> **WORK ITEM**
Note every line in the entries that contains the string "Link", and copy it.

> **RECORDED DATA**
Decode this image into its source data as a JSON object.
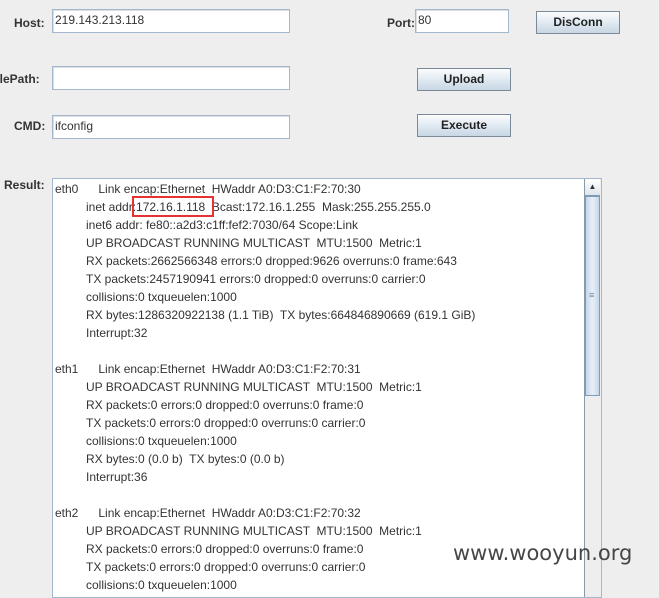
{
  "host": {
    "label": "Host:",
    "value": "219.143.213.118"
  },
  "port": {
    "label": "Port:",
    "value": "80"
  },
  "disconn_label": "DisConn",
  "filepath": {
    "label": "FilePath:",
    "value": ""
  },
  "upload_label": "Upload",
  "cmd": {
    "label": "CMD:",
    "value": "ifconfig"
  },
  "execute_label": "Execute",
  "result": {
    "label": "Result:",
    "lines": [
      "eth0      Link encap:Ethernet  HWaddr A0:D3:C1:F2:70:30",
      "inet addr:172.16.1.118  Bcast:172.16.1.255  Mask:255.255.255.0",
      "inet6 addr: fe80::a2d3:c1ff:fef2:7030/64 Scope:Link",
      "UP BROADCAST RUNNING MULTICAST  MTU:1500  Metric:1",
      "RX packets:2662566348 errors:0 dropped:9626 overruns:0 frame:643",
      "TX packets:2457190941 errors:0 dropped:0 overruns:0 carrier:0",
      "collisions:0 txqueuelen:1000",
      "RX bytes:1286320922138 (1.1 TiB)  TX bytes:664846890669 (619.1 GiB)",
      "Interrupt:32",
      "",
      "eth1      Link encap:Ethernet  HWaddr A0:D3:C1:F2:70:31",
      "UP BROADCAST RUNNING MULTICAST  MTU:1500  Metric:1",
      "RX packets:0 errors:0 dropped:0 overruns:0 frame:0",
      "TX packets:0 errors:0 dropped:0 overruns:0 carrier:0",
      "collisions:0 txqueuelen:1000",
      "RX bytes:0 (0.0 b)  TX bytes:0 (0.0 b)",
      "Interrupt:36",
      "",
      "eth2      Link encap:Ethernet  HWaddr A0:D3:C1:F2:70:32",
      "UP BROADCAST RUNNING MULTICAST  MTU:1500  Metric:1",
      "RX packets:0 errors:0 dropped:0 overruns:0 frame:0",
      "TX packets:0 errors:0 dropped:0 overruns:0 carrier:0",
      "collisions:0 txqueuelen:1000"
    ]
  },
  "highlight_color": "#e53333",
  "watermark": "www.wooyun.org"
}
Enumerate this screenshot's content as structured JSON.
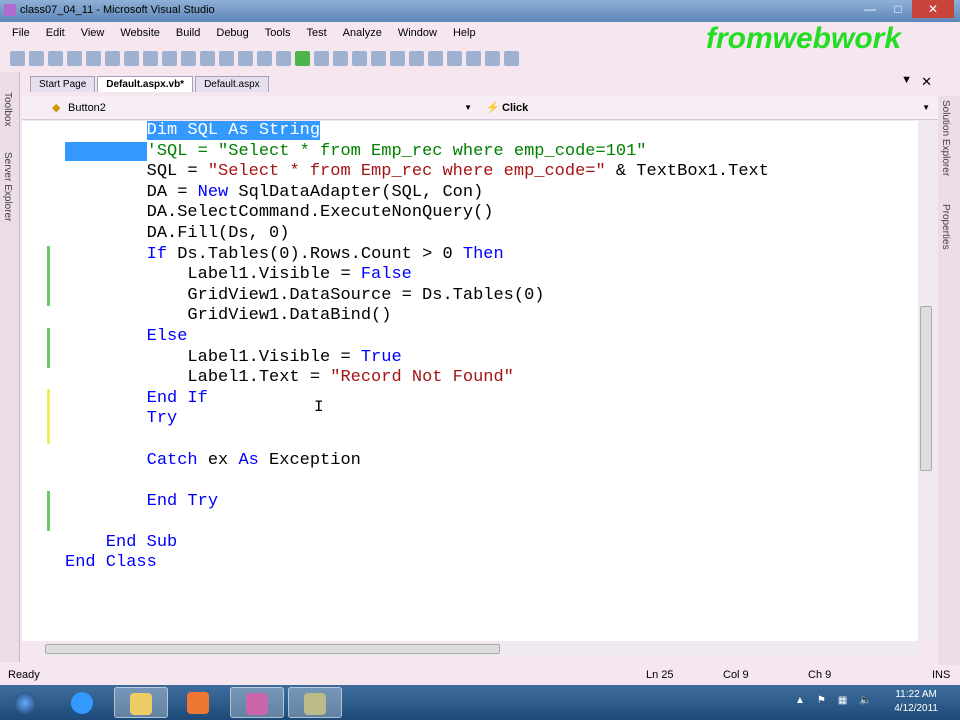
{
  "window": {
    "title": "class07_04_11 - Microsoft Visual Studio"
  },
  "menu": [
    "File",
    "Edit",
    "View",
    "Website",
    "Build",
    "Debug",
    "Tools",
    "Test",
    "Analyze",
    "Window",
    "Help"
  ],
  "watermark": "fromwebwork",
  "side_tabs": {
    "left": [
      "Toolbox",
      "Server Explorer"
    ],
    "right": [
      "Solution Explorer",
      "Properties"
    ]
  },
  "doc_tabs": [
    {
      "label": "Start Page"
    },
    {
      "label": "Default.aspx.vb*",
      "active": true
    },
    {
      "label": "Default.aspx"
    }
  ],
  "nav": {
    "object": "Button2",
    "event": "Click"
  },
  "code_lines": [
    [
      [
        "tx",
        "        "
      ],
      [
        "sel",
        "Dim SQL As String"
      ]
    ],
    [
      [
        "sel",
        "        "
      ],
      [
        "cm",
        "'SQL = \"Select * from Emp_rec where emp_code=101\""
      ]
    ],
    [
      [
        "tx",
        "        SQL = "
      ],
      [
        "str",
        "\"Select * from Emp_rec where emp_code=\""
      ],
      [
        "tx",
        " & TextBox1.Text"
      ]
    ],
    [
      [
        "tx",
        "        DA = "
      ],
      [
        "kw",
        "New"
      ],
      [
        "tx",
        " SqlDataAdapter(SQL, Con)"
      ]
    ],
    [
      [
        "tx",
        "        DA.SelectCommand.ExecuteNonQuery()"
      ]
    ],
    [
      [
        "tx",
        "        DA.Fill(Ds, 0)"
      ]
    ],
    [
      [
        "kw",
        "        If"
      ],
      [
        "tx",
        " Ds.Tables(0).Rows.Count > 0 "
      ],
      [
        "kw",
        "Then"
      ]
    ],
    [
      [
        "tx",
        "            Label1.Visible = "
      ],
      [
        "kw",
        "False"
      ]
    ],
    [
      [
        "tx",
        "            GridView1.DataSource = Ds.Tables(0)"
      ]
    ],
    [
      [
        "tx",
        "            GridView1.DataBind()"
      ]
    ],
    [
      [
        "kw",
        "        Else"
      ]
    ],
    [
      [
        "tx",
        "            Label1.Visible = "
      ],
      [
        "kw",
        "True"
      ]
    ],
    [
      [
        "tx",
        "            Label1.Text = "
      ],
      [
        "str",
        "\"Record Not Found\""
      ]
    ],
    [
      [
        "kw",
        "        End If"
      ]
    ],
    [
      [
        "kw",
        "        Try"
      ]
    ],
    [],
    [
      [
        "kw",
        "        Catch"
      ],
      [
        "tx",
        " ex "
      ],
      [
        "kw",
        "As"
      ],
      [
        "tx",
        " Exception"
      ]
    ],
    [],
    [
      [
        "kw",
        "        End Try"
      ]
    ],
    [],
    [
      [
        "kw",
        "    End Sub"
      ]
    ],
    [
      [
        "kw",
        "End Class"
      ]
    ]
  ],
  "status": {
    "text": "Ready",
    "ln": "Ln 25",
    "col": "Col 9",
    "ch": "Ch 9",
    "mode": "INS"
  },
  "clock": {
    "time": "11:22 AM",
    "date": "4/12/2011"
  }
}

> **YOUR RESPONSE**
      "eth0      Link encap:Ethernet  HWaddr A0:D3:C1:F2:70:30",
      "inet6 addr: fe80::a2d3:c1ff:fef2:7030/64 Scope:Link",
      "eth1      Link encap:Ethernet  HWaddr A0:D3:C1:F2:70:31",
      "eth2      Link encap:Ethernet  HWaddr A0:D3:C1:F2:70:32",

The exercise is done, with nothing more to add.